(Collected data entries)

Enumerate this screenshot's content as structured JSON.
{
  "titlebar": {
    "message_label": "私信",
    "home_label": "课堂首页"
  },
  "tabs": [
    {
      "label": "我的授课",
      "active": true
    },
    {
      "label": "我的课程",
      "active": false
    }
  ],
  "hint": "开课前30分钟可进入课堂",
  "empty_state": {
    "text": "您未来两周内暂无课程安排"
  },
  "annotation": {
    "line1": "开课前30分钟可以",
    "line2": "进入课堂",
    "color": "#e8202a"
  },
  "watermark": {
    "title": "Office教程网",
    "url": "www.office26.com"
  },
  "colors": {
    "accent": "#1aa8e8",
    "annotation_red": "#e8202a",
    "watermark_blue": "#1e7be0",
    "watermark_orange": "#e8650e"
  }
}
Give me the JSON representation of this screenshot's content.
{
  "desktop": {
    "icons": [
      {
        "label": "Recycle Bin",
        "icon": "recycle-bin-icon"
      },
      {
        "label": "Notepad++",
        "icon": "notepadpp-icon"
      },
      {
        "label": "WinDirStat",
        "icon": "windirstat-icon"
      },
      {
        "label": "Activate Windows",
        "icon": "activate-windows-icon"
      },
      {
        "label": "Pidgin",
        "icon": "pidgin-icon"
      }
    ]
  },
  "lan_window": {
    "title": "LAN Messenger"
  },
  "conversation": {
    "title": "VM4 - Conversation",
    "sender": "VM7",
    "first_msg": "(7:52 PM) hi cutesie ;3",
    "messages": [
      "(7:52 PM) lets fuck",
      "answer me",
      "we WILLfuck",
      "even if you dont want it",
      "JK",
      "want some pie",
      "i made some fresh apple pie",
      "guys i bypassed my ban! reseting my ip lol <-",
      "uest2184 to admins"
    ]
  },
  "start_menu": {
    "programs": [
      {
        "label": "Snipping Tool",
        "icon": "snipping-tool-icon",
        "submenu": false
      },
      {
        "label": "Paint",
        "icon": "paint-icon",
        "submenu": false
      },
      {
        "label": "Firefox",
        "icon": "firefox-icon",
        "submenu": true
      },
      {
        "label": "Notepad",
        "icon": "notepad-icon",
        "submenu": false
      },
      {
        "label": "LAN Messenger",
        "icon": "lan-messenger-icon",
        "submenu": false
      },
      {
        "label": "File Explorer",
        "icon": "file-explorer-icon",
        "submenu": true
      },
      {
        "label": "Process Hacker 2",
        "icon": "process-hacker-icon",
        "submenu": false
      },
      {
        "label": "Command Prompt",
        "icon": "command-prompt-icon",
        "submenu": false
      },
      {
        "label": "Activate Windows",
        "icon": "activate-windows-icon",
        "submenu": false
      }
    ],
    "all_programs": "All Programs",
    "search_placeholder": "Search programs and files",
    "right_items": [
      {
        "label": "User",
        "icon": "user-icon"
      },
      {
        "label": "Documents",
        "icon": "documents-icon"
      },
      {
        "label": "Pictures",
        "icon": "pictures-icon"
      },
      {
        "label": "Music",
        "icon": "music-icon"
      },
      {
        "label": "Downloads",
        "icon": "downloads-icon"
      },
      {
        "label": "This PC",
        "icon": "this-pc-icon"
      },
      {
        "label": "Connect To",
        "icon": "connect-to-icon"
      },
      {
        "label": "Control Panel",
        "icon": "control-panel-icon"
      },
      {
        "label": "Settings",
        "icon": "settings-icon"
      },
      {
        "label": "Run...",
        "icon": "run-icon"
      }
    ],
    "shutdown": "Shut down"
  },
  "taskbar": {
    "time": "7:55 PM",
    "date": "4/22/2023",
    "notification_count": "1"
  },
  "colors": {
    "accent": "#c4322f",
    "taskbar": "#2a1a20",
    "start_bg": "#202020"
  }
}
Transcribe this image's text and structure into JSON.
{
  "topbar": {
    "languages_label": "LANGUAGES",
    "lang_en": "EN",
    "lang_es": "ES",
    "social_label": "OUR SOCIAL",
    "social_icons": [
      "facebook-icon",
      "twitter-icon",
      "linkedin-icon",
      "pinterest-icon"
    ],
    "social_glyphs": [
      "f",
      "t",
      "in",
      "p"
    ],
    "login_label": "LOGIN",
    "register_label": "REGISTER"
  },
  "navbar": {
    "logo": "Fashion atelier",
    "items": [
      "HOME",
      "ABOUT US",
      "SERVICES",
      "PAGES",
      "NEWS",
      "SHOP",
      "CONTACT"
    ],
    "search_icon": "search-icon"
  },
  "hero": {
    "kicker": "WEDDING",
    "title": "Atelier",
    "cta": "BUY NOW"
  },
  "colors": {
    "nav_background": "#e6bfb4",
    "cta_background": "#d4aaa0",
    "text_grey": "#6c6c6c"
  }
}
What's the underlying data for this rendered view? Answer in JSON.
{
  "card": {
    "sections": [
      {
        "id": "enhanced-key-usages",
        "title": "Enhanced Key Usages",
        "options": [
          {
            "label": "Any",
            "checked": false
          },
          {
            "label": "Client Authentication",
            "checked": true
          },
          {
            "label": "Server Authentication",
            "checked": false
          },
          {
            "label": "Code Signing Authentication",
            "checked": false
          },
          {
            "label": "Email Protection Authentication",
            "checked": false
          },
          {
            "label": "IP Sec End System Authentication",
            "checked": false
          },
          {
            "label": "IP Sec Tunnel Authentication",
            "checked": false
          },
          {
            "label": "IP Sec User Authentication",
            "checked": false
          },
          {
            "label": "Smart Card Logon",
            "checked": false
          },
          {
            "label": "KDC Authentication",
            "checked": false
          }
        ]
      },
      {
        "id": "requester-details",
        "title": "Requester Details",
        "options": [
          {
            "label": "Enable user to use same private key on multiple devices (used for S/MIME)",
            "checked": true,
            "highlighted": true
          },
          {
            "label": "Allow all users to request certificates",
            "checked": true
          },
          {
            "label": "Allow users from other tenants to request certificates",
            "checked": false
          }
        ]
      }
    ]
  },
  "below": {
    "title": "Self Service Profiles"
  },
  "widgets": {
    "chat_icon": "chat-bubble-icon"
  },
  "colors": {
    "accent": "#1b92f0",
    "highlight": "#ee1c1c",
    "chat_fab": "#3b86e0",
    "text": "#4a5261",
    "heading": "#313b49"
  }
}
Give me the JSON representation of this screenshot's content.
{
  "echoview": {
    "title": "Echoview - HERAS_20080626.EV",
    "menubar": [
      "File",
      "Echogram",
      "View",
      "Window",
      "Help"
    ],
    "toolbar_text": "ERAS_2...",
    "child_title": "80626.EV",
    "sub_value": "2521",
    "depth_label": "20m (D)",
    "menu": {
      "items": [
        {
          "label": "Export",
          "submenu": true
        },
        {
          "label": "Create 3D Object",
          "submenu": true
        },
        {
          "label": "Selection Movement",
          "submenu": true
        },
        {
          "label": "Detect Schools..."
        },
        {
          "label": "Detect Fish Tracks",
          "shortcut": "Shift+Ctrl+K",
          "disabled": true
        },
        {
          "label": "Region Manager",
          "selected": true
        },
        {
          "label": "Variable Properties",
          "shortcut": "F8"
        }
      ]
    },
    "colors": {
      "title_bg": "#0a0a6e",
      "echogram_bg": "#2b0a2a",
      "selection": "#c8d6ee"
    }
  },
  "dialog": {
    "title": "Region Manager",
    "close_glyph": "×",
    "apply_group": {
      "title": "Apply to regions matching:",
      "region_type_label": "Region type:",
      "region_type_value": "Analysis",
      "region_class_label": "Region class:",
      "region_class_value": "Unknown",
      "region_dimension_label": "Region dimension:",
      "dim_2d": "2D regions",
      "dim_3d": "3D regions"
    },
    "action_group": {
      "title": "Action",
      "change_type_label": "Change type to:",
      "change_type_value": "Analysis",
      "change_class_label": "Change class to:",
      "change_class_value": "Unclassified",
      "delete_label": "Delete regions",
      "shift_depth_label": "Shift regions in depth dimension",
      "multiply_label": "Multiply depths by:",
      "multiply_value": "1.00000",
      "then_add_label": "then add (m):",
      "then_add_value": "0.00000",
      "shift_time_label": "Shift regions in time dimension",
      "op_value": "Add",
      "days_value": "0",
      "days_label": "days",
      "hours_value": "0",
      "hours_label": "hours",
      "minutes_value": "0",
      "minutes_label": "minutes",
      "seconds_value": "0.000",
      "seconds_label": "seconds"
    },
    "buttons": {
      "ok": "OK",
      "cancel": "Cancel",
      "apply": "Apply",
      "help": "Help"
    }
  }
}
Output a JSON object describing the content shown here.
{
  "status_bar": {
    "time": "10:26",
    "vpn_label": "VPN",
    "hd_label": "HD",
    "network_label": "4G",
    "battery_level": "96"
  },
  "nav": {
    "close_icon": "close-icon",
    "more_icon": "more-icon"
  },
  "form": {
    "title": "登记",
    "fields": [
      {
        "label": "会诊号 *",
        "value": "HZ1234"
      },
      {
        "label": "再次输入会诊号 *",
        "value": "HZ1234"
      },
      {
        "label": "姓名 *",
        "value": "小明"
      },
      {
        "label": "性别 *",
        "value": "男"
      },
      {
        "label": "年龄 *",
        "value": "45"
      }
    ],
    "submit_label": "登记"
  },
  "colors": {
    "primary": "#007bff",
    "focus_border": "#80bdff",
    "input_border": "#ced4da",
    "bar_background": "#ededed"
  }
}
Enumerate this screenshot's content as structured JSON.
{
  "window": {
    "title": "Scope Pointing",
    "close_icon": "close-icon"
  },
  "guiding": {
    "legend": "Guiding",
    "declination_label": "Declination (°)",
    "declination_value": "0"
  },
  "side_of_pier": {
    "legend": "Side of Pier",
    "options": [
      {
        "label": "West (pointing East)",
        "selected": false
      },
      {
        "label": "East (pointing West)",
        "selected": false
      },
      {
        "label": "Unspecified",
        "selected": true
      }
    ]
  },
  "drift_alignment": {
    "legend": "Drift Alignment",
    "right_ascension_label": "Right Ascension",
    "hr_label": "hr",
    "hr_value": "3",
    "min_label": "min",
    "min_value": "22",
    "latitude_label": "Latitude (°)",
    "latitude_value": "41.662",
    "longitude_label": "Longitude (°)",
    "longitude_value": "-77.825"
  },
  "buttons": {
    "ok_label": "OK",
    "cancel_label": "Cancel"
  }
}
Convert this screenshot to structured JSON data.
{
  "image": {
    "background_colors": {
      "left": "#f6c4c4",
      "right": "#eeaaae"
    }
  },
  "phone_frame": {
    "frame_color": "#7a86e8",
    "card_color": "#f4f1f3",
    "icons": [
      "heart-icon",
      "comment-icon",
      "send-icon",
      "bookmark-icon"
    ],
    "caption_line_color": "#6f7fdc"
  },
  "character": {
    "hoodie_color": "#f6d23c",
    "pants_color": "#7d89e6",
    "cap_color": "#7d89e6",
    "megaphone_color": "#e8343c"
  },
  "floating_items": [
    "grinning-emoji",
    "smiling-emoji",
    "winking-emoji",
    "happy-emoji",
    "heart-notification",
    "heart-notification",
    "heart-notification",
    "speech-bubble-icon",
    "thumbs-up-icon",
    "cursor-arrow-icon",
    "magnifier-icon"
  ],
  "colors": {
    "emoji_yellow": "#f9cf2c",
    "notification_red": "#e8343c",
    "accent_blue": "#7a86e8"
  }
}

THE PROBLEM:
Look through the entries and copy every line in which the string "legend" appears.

OUTPUT:
    "legend": "Guiding",
    "legend": "Side of Pier",
    "legend": "Drift Alignment",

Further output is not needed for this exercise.